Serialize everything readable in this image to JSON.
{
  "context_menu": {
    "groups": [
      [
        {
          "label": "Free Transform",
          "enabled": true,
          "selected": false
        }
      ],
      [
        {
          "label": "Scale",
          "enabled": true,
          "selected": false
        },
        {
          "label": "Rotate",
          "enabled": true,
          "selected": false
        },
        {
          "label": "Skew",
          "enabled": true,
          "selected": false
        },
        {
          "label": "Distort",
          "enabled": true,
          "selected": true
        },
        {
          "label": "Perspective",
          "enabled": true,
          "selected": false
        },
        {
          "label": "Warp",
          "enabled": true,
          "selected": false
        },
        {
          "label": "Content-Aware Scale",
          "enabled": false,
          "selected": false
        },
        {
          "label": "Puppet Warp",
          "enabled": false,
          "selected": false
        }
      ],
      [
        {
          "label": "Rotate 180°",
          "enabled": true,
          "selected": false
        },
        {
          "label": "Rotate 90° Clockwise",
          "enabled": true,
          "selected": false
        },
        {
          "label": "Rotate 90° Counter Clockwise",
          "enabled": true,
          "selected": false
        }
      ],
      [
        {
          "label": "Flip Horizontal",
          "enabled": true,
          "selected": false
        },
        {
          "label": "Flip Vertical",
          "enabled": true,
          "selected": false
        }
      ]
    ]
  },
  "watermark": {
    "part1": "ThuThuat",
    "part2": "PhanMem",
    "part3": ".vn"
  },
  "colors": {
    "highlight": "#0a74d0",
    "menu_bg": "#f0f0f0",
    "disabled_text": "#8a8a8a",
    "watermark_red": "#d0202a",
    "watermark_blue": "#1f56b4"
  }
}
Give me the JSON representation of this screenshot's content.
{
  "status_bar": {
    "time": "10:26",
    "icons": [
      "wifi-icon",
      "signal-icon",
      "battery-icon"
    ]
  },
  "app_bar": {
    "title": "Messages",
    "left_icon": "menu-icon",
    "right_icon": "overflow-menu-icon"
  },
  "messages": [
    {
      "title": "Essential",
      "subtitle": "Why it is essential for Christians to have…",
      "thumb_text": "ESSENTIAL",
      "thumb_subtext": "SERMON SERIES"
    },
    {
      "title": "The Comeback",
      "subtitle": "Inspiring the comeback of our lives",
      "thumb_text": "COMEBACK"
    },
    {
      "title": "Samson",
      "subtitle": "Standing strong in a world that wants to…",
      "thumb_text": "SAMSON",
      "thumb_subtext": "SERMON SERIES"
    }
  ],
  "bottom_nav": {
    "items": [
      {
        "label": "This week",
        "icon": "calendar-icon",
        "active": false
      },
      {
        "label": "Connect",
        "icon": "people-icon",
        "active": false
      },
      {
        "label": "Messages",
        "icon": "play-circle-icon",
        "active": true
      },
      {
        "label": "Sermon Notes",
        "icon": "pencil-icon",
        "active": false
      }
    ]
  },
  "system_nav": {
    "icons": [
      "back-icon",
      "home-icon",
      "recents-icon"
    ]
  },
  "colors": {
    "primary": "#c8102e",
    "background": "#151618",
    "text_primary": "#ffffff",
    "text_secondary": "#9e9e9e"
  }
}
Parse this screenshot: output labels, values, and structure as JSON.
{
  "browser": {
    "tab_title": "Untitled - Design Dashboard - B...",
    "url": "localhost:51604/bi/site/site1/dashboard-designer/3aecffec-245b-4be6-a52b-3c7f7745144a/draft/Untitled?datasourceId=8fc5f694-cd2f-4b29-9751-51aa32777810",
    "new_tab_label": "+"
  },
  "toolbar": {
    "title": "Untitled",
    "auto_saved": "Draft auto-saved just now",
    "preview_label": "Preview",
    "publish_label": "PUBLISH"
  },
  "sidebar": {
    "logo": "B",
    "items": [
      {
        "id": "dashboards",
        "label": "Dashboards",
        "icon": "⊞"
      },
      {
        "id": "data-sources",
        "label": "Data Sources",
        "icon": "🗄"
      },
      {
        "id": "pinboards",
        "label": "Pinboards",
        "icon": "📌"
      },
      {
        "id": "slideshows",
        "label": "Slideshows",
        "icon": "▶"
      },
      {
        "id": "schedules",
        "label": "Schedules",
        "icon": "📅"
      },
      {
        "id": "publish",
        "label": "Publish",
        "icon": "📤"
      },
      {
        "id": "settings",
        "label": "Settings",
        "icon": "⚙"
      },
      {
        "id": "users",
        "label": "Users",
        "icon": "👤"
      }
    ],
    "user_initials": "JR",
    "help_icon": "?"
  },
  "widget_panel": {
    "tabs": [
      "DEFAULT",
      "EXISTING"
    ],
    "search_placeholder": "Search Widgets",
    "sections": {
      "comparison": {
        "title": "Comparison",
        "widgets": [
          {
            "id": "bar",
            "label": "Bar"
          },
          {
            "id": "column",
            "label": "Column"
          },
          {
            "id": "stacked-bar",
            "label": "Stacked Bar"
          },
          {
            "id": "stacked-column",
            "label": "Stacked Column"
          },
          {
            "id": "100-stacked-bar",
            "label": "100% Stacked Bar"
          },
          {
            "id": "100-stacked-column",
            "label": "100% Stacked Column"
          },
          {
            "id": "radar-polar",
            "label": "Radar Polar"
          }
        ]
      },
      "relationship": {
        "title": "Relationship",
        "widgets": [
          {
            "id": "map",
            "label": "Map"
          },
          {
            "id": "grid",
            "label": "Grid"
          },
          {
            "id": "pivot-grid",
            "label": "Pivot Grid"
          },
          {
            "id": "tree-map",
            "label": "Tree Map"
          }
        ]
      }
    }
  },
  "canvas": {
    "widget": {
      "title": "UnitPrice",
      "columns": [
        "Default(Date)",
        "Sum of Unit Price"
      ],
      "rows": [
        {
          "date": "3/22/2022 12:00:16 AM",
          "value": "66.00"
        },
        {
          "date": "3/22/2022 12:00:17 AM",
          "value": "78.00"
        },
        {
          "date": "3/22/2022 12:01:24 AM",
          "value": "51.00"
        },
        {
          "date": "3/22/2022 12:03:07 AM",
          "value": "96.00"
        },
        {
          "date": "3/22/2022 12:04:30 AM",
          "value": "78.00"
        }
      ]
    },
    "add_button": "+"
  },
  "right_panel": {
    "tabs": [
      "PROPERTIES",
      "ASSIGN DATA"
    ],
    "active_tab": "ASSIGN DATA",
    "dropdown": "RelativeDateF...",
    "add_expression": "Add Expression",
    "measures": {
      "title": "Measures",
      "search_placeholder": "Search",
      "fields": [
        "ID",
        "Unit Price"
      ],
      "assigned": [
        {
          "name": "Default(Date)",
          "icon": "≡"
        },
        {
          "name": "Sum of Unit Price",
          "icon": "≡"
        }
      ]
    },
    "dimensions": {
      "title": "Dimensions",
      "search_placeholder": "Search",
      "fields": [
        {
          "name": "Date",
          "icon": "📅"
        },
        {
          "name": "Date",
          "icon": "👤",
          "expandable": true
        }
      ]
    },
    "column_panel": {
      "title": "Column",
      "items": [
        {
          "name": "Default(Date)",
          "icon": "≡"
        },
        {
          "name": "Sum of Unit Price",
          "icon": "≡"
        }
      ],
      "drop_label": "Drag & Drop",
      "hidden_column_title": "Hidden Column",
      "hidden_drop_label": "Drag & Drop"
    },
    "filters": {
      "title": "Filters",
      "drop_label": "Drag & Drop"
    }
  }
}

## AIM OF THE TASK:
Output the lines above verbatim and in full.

## EXERCISE SOLUTION:
Serialize everything readable in this image to JSON.
{
  "context_menu": {
    "groups": [
      [
        {
          "label": "Free Transform",
          "enabled": true,
          "selected": false
        }
      ],
      [
        {
          "label": "Scale",
          "enabled": true,
          "selected": false
        },
        {
          "label": "Rotate",
          "enabled": true,
          "selected": false
        },
        {
          "label": "Skew",
          "enabled": true,
          "selected": false
        },
        {
          "label": "Distort",
          "enabled": true,
          "selected": true
        },
        {
          "label": "Perspective",
          "enabled": true,
          "selected": false
        },
        {
          "label": "Warp",
          "enabled": true,
          "selected": false
        },
        {
          "label": "Content-Aware Scale",
          "enabled": false,
          "selected": false
        },
        {
          "label": "Puppet Warp",
          "enabled": false,
          "selected": false
        }
      ],
      [
        {
          "label": "Rotate 180°",
          "enabled": true,
          "selected": false
        },
        {
          "label": "Rotate 90° Clockwise",
          "enabled": true,
          "selected": false
        },
        {
          "label": "Rotate 90° Counter Clockwise",
          "enabled": true,
          "selected": false
        }
      ],
      [
        {
          "label": "Flip Horizontal",
          "enabled": true,
          "selected": false
        },
        {
          "label": "Flip Vertical",
          "enabled": true,
          "selected": false
        }
      ]
    ]
  },
  "watermark": {
    "part1": "ThuThuat",
    "part2": "PhanMem",
    "part3": ".vn"
  },
  "colors": {
    "highlight": "#0a74d0",
    "menu_bg": "#f0f0f0",
    "disabled_text": "#8a8a8a",
    "watermark_red": "#d0202a",
    "watermark_blue": "#1f56b4"
  }
}
Give me the JSON representation of this screenshot's content.
{
  "status_bar": {
    "time": "10:26",
    "icons": [
      "wifi-icon",
      "signal-icon",
      "battery-icon"
    ]
  },
  "app_bar": {
    "title": "Messages",
    "left_icon": "menu-icon",
    "right_icon": "overflow-menu-icon"
  },
  "messages": [
    {
      "title": "Essential",
      "subtitle": "Why it is essential for Christians to have…",
      "thumb_text": "ESSENTIAL",
      "thumb_subtext": "SERMON SERIES"
    },
    {
      "title": "The Comeback",
      "subtitle": "Inspiring the comeback of our lives",
      "thumb_text": "COMEBACK"
    },
    {
      "title": "Samson",
      "subtitle": "Standing strong in a world that wants to…",
      "thumb_text": "SAMSON",
      "thumb_subtext": "SERMON SERIES"
    }
  ],
  "bottom_nav": {
    "items": [
      {
        "label": "This week",
        "icon": "calendar-icon",
        "active": false
      },
      {
        "label": "Connect",
        "icon": "people-icon",
        "active": false
      },
      {
        "label": "Messages",
        "icon": "play-circle-icon",
        "active": true
      },
      {
        "label": "Sermon Notes",
        "icon": "pencil-icon",
        "active": false
      }
    ]
  },
  "system_nav": {
    "icons": [
      "back-icon",
      "home-icon",
      "recents-icon"
    ]
  },
  "colors": {
    "primary": "#c8102e",
    "background": "#151618",
    "text_primary": "#ffffff",
    "text_secondary": "#9e9e9e"
  }
}
Parse this screenshot: output labels, values, and structure as JSON.
{
  "browser": {
    "tab_title": "Untitled - Design Dashboard - B...",
    "url": "localhost:51604/bi/site/site1/dashboard-designer/3aecffec-245b-4be6-a52b-3c7f7745144a/draft/Untitled?datasourceId=8fc5f694-cd2f-4b29-9751-51aa32777810",
    "new_tab_label": "+"
  },
  "toolbar": {
    "title": "Untitled",
    "auto_saved": "Draft auto-saved just now",
    "preview_label": "Preview",
    "publish_label": "PUBLISH"
  },
  "sidebar": {
    "logo": "B",
    "items": [
      {
        "id": "dashboards",
        "label": "Dashboards",
        "icon": "⊞"
      },
      {
        "id": "data-sources",
        "label": "Data Sources",
        "icon": "🗄"
      },
      {
        "id": "pinboards",
        "label": "Pinboards",
        "icon": "📌"
      },
      {
        "id": "slideshows",
        "label": "Slideshows",
        "icon": "▶"
      },
      {
        "id": "schedules",
        "label": "Schedules",
        "icon": "📅"
      },
      {
        "id": "publish",
        "label": "Publish",
        "icon": "📤"
      },
      {
        "id": "settings",
        "label": "Settings",
        "icon": "⚙"
      },
      {
        "id": "users",
        "label": "Users",
        "icon": "👤"
      }
    ],
    "user_initials": "JR",
    "help_icon": "?"
  },
  "widget_panel": {
    "tabs": [
      "DEFAULT",
      "EXISTING"
    ],
    "search_placeholder": "Search Widgets",
    "sections": {
      "comparison": {
        "title": "Comparison",
        "widgets": [
          {
            "id": "bar",
            "label": "Bar"
          },
          {
            "id": "column",
            "label": "Column"
          },
          {
            "id": "stacked-bar",
            "label": "Stacked Bar"
          },
          {
            "id": "stacked-column",
            "label": "Stacked Column"
          },
          {
            "id": "100-stacked-bar",
            "label": "100% Stacked Bar"
          },
          {
            "id": "100-stacked-column",
            "label": "100% Stacked Column"
          },
          {
            "id": "radar-polar",
            "label": "Radar Polar"
          }
        ]
      },
      "relationship": {
        "title": "Relationship",
        "widgets": [
          {
            "id": "map",
            "label": "Map"
          },
          {
            "id": "grid",
            "label": "Grid"
          },
          {
            "id": "pivot-grid",
            "label": "Pivot Grid"
          },
          {
            "id": "tree-map",
            "label": "Tree Map"
          }
        ]
      }
    }
  },
  "canvas": {
    "widget": {
      "title": "UnitPrice",
      "columns": [
        "Default(Date)",
        "Sum of Unit Price"
      ],
      "rows": [
        {
          "date": "3/22/2022 12:00:16 AM",
          "value": "66.00"
        },
        {
          "date": "3/22/2022 12:00:17 AM",
          "value": "78.00"
        },
        {
          "date": "3/22/2022 12:01:24 AM",
          "value": "51.00"
        },
        {
          "date": "3/22/2022 12:03:07 AM",
          "value": "96.00"
        },
        {
          "date": "3/22/2022 12:04:30 AM",
          "value": "78.00"
        }
      ]
    },
    "add_button": "+"
  },
  "right_panel": {
    "tabs": [
      "PROPERTIES",
      "ASSIGN DATA"
    ],
    "active_tab": "ASSIGN DATA",
    "dropdown": "RelativeDateF...",
    "add_expression": "Add Expression",
    "measures": {
      "title": "Measures",
      "search_placeholder": "Search",
      "fields": [
        "ID",
        "Unit Price"
      ],
      "assigned": [
        {
          "name": "Default(Date)",
          "icon": "≡"
        },
        {
          "name": "Sum of Unit Price",
          "icon": "≡"
        }
      ]
    },
    "dimensions": {
      "title": "Dimensions",
      "search_placeholder": "Search",
      "fields": [
        {
          "name": "Date",
          "icon": "📅"
        },
        {
          "name": "Date",
          "icon": "👤",
          "expandable": true
        }
      ]
    },
    "column_panel": {
      "title": "Column",
      "items": [
        {
          "name": "Default(Date)",
          "icon": "≡"
        },
        {
          "name": "Sum of Unit Price",
          "icon": "≡"
        }
      ],
      "drop_label": "Drag & Drop",
      "hidden_column_title": "Hidden Column",
      "hidden_drop_label": "Drag & Drop"
    },
    "filters": {
      "title": "Filters",
      "drop_label": "Drag & Drop"
    }
  }
}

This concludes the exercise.